To subdue the enemy without fighting is the supreme excellence. - Sun Tzu

Thursday, March 31, 2005

Peak Oil and the End of the World

Basically, we're doomed. Global oil production is peaking, and the coming increase in energy cost will force a ~80% shrink in civilization as we know it.

More here.

The main misunderstanding that "the market will save us" crowd has is that they expect someone to invent something which will replace oil. At present, there is not enough impetus to seriously research alternatives. Gas might be $100/barrel before there is, and $150 per by the time it's viable. But by then, how will we manufacture and distribute the solution? It takes energy to move energy, and things are not as simple as supply-and-demand when the literal fuel of the economy is what needs to be replaced!

Think of it this way: The cost of researching most new technologies is linear (all other things being equal), because it doesn't take, for example, TV's in order to research better TV's. Given a pile of TV parts and no TV's, TV's could be made. But oil doesn't work that way, because oil is an energy source and it takes energy to make everything else. It takes energy to make TV's, and it takes energy to research replacements for energy sources.

Oil is not just a commodity; it's energy. Since it takes energy to do anything, this makes theoretical ROEI (Return On Energy Investment) very important. Non-standard oil sources, such as the Canadian Oil Sands, have a surprisingly low ROEI. What this basically means is that, if conventional oil disappears tomorrow (and that day will come at some point- maybe tomorrow, maybe 100 years from now), there is currently no replacement.

In summation, there will not be impetus to find a replacement until a replacement becomes theoretically more profitable than oil, but by that point it will be too expensive to research a replacement! Hail Eris!

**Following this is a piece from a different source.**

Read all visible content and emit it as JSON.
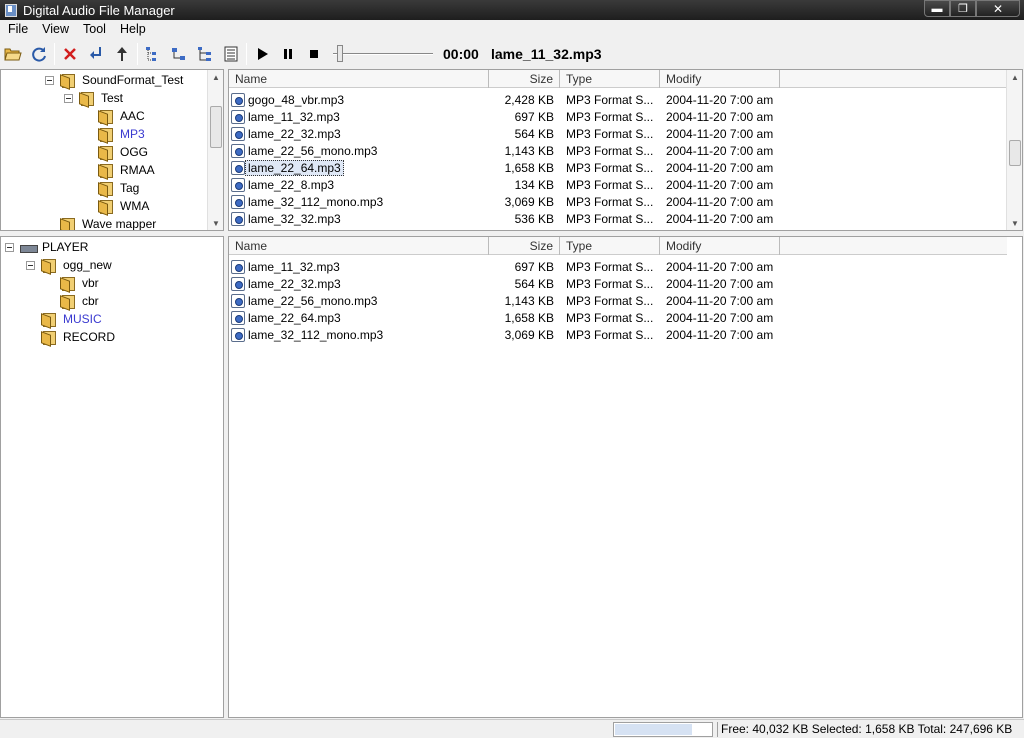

Tuesday, March 22, 2005

A Whistleblower Without a Face is Worthless

from this story by MSNBC which explained how the EPA blatantly ignored a study by Harvard which directly contradicted its politically motivated denial that tighter Mercury regulations would be beneficial.

But the EPA staff member involved with developing the rule said the reference deleted from rule-making documents would have told the public about the Harvard results. "The idea was to say Harvard School of Public Health had quantified these [cardiac] benefits and the amount of these benefits was -- " a blank that was to be filled in with a figure in the billions once the final report became available, said the staff member, who spoke on the condition of anonymity for fear of retaliation.


On the slim chance this gets back to you, Nameless EPA Staff Member: Say who you are next time. Show some confidence. If the corruption continues, resign and take your message to the media. Start a movement. Open eyes. Get things done.

As an honest employee of the EPA, logically you must honestly care about the environment. Therefore, shine the light on the cockroaches, even if it's your end. We're all soldiers, but you're on the front lines.